How would you react to news that a residential treatment facility for the criminally insane, or mentally ill sex offenders, was to open in your neighborhood?
Residents of the small town of Fossil, Oregon (in Wheeler County) said “no way.” A locked eight bed residential treatment facility for mentally ill sex offenders was proposed for just outside town. The plan became so divisive for their small community that the sheriff had to resign, and there is a movement to recall the district attorney — both of whom supported the plan. Community members expressed many fears — about everything from their safety to a possible decrease in tourism. Supporters pointed to the 15 new jobs this home would bring to the county.
The facility is no longer slated to open near Fossil, but the state needs to find a home for these people somewhere. The Psychiatric Security Review Board — that determines which people who have mental illness (who have also been convicted of crimes and found guilty but for insanity) are candidates for these facilities — says that these individuals are very closely monitored.

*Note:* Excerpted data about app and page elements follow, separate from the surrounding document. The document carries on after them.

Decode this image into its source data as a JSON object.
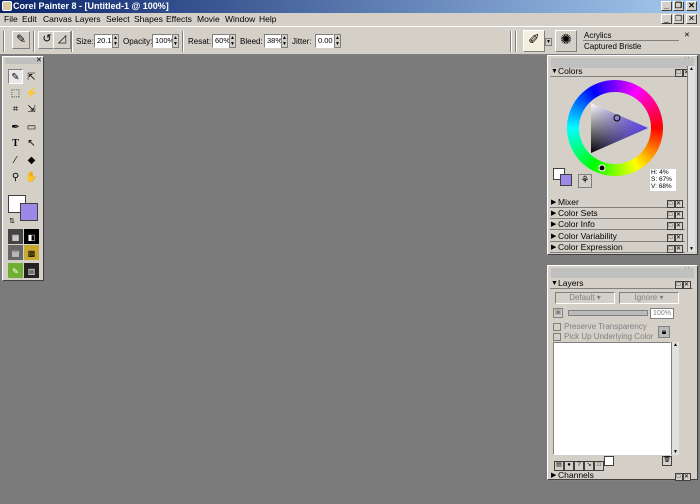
{
  "window": {
    "title": "Corel Painter 8 - [Untitled-1 @ 100%]"
  },
  "menu": [
    "File",
    "Edit",
    "Canvas",
    "Layers",
    "Select",
    "Shapes",
    "Effects",
    "Movie",
    "Window",
    "Help"
  ],
  "property_bar": {
    "size_label": "Size:",
    "size_value": "20.1",
    "opacity_label": "Opacity:",
    "opacity_value": "100%",
    "resat_label": "Resat:",
    "resat_value": "60%",
    "bleed_label": "Bleed:",
    "bleed_value": "38%",
    "jitter_label": "Jitter:",
    "jitter_value": "0.00"
  },
  "brush": {
    "category": "Acrylics",
    "variant": "Captured Bristle"
  },
  "colors_panel": {
    "title": "Colors",
    "hue": "H: 4%",
    "saturation": "S: 67%",
    "value": "V: 68%",
    "main_color": "#9b88e8",
    "secondary_color": "#ffffff"
  },
  "collapsed_panels": [
    "Mixer",
    "Color Sets",
    "Color Info",
    "Color Variability",
    "Color Expression"
  ],
  "layers_panel": {
    "title": "Layers",
    "composite_method": "Default",
    "composite_depth": "Ignore",
    "opacity": "100%",
    "preserve_transparency": "Preserve Transparency",
    "pick_up_underlying": "Pick Up Underlying Color"
  },
  "channels_panel": {
    "title": "Channels"
  }
}
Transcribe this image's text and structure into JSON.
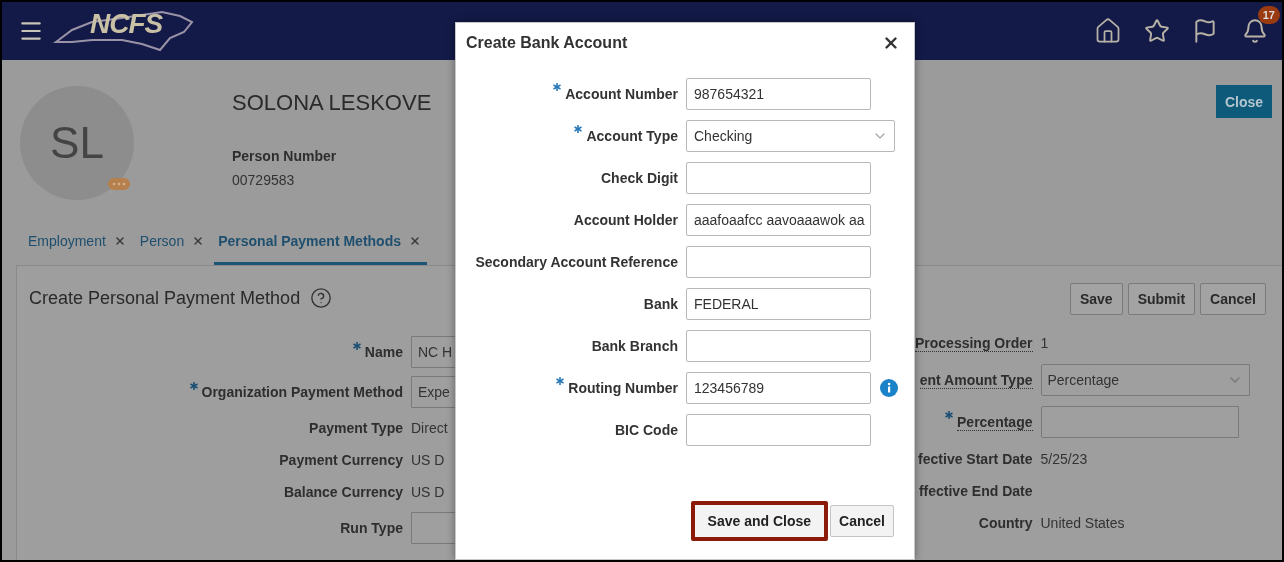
{
  "header": {
    "logo_text": "NCFS",
    "notification_count": "17"
  },
  "person": {
    "initials": "SL",
    "name": "SOLONA LESKOVE",
    "number_label": "Person Number",
    "number": "00729583"
  },
  "close_button": "Close",
  "tabs": [
    {
      "label": "Employment",
      "selected": false
    },
    {
      "label": "Person",
      "selected": false
    },
    {
      "label": "Personal Payment Methods",
      "selected": true
    }
  ],
  "form": {
    "title": "Create Personal Payment Method",
    "buttons": [
      "Save",
      "Submit",
      "Cancel"
    ],
    "left_fields": [
      {
        "label": "Name",
        "kind": "input",
        "required": true,
        "value": "NC H"
      },
      {
        "label": "Organization Payment Method",
        "kind": "input",
        "required": true,
        "value": "Expe"
      },
      {
        "label": "Payment Type",
        "kind": "text",
        "required": false,
        "value": "Direct"
      },
      {
        "label": "Payment Currency",
        "kind": "text",
        "required": false,
        "value": "US D"
      },
      {
        "label": "Balance Currency",
        "kind": "text",
        "required": false,
        "value": "US D"
      },
      {
        "label": "Run Type",
        "kind": "input",
        "required": false
      }
    ],
    "right_fields": [
      {
        "label": "Processing Order",
        "kind": "text",
        "required": false,
        "help": true,
        "value": "1"
      },
      {
        "label": "ent Amount Type",
        "kind": "select",
        "required": false,
        "help": true,
        "value": "Percentage"
      },
      {
        "label": "Percentage",
        "kind": "input",
        "required": true,
        "help": true
      },
      {
        "label": "fective Start Date",
        "kind": "text",
        "required": false,
        "help": false,
        "value": "5/25/23"
      },
      {
        "label": "ffective End Date",
        "kind": "text",
        "required": false,
        "help": false
      },
      {
        "label": "Country",
        "kind": "text",
        "required": false,
        "help": false,
        "value": "United States"
      }
    ]
  },
  "dialog": {
    "title": "Create Bank Account",
    "fields": [
      {
        "label": "Account Number",
        "kind": "input",
        "required": true,
        "info": false,
        "value": "987654321"
      },
      {
        "label": "Account Type",
        "kind": "select",
        "required": true,
        "info": false,
        "value": "Checking"
      },
      {
        "label": "Check Digit",
        "kind": "input",
        "required": false,
        "info": false
      },
      {
        "label": "Account Holder",
        "kind": "input",
        "required": false,
        "info": false,
        "value": "aaafoaafcc aavoaaawok aa"
      },
      {
        "label": "Secondary Account Reference",
        "kind": "input",
        "required": false,
        "info": false
      },
      {
        "label": "Bank",
        "kind": "input",
        "required": false,
        "info": false,
        "value": "FEDERAL"
      },
      {
        "label": "Bank Branch",
        "kind": "input",
        "required": false,
        "info": false
      },
      {
        "label": "Routing Number",
        "kind": "input",
        "required": true,
        "info": true,
        "value": "123456789"
      },
      {
        "label": "BIC Code",
        "kind": "input",
        "required": false,
        "info": false
      }
    ],
    "buttons": [
      {
        "label": "Save and Close",
        "highlighted": true
      },
      {
        "label": "Cancel",
        "highlighted": false
      }
    ]
  }
}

And state statistics show that the rates of recidivism among people with mental illness are very low. So is the concern greater than the actual threat?
Eighteen new treatment facilities for the criminally insane — ranging from independent apartments to locked homes — are scheduled to open across Oregon by December 2009. An addition 19 facilities are planned for people who are civilly committed — some of whom could be dangerous. Where should they be? How would you react to one opening next door to you? Have you, or a friend or family member, lived in a similar facility? What was your experience like? Were you accepted by your neighborhood? Where do you live now?
- Rob Gordon: Sheriff of Washington County
- Mary Claire Buckley: Executive Director of the Psychiatric Security Review Board
- Len Ray: Administrator, Adult Mental Health Services, Oregon Department of Human Services
- Other Guests TBA